What exactly that something was changed many times, as the season of translating became a year and then more. Such variety would have been anathema to me as a writer; but as a translator it seemed necessary — vital even. With the pressure of envisioning the larger work already taken care of by the author, I was free to focus on what was right in front of me. And because what was right in front of me wasn’t my own, my baby, I could take liberties. I could be cruel, sweeping what I can only assure you were swaths of inappropriately-gorgeous prose into the trash where they belonged. At the same time I could be generous, throwing trick after trick at sentences that appeared to deserve no more than a passing glance. Sometimes these maneuvers succeeded brilliantly, and sometimes they didn’t — but whether they did or not there was always the work itself: that immovable mover that I now saw, to my surprise, was inching its way towards the sea.
Such a piecemeal approach will no doubt seem misguided to purists – but one of the best lessons I learned from The Duel was that purity and art do not necessarily go together. On the contrary, looking closely at great works (as translators have the privilege of doing) can reveal just how patchwork they really are.
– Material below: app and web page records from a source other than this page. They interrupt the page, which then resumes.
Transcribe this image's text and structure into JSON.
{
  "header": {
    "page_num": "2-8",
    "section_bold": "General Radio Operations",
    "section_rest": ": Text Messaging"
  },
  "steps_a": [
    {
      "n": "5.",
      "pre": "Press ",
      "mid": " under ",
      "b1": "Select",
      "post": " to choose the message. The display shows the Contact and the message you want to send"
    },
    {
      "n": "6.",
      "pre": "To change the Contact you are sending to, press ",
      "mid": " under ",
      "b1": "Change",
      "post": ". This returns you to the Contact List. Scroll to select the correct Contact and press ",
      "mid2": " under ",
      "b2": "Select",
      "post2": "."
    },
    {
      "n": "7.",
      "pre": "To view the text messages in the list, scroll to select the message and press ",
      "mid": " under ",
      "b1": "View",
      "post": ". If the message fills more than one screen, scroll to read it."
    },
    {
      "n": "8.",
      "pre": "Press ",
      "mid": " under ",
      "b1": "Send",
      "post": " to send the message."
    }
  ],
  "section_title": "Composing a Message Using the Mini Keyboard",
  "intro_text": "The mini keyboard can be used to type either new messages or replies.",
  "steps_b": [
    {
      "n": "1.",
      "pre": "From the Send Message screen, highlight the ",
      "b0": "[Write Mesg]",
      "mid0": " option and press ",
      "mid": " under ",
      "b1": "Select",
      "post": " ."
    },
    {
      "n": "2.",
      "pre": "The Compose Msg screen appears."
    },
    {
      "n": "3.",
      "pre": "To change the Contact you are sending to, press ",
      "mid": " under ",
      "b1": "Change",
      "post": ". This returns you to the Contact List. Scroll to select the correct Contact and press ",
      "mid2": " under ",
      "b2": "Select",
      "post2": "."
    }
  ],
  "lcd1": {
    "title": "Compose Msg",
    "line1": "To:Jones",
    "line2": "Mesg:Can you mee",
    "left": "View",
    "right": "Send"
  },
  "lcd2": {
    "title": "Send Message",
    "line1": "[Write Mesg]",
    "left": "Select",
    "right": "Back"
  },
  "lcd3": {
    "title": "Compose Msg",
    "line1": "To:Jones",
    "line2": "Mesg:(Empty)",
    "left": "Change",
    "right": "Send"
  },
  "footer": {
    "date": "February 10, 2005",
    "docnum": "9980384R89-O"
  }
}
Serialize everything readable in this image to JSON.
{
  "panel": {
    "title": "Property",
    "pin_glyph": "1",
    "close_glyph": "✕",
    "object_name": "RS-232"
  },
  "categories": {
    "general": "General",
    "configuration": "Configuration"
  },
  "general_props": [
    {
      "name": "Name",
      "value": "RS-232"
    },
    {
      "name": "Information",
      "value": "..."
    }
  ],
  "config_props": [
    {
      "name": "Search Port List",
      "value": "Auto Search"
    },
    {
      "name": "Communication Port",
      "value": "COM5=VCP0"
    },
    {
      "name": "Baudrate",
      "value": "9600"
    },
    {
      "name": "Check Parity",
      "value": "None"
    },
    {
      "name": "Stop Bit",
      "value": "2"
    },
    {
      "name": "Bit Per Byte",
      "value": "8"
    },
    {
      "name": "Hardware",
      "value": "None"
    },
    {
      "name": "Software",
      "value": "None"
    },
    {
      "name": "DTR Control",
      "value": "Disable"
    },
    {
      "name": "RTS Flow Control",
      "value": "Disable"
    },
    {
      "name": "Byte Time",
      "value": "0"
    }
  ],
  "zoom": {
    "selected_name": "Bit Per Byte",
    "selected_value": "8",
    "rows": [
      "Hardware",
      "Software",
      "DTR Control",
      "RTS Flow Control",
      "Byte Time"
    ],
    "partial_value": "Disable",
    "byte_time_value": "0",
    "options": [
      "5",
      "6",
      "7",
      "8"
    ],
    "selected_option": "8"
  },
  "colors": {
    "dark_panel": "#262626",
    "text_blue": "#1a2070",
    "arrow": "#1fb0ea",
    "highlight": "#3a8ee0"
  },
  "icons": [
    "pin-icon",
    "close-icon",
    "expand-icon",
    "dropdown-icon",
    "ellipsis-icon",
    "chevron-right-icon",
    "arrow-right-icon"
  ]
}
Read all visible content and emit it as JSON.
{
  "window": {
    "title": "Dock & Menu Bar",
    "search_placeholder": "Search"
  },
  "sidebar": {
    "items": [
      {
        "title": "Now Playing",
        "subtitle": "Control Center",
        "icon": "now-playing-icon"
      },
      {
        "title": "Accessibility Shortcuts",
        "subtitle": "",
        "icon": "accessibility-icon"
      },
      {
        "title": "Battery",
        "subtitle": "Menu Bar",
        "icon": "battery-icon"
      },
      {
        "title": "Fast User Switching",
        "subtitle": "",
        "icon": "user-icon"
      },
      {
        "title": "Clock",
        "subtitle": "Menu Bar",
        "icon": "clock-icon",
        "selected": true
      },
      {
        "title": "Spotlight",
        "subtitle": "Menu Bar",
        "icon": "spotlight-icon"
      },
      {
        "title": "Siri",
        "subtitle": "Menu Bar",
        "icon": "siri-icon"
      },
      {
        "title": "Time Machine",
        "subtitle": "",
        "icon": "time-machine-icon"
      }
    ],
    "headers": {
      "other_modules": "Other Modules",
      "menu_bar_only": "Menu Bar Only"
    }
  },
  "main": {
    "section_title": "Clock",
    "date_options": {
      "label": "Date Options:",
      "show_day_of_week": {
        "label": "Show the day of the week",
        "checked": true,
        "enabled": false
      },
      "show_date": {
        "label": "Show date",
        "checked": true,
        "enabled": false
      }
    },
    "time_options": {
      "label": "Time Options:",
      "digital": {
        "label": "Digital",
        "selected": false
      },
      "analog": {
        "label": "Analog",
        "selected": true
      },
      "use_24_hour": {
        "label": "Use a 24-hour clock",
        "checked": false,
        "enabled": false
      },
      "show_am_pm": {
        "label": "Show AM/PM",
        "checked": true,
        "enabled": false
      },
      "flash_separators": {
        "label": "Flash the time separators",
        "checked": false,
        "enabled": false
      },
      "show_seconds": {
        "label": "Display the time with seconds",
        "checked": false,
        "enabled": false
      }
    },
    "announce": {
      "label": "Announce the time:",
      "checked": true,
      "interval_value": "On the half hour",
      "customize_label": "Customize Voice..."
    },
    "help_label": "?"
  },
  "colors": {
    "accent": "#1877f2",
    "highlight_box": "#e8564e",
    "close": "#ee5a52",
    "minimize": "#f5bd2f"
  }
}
Kuprin’s original is a perfect, or rather imperfect, example of this. Shaggy and shapeless — overlong, not just in parts, but in its entirety (who ever heard of a 300-page novella?) — it nonetheless earns every bit of its reputation as a masterpiece. The duel it promises in its title arrives on the very last of its 304 pages – a fact that I would hesitate to reveal save for the fact that I truly believe that such a monstrously prodigal work cannot be spoiled. It’s invulnerable that way, just like all the other brilliant failures in Russian literature (for couldn’t a purist call The Brothers Karamazov just a bad detective story, or Anna Karenina an overlong romance, or Dead Souls a pointless adventure story?). And thank god for that.
The sexy way to end this would be to say that the difficult, imperfect process of translation taught me something about difficulty and imperfection that then allowed me to write my novel, or run up the steps of the Philadelphia Museum of Art, or forgive my dog for eating my bathrobe. But unfortunately, none of this happened. I abandoned the novel — chalked it up to failure and myself to something less than (or at least different from) Tom Hulce’s “Mozart,” whose masterpieces flowed from his pen without mark or revision. Later, I abandoned another one, and another one. But I did finish The Duel. Which was a change.
JOSH BILLINGS’ translation of Pushkin’s Tales of Belkin is available in the Art of the Novella series.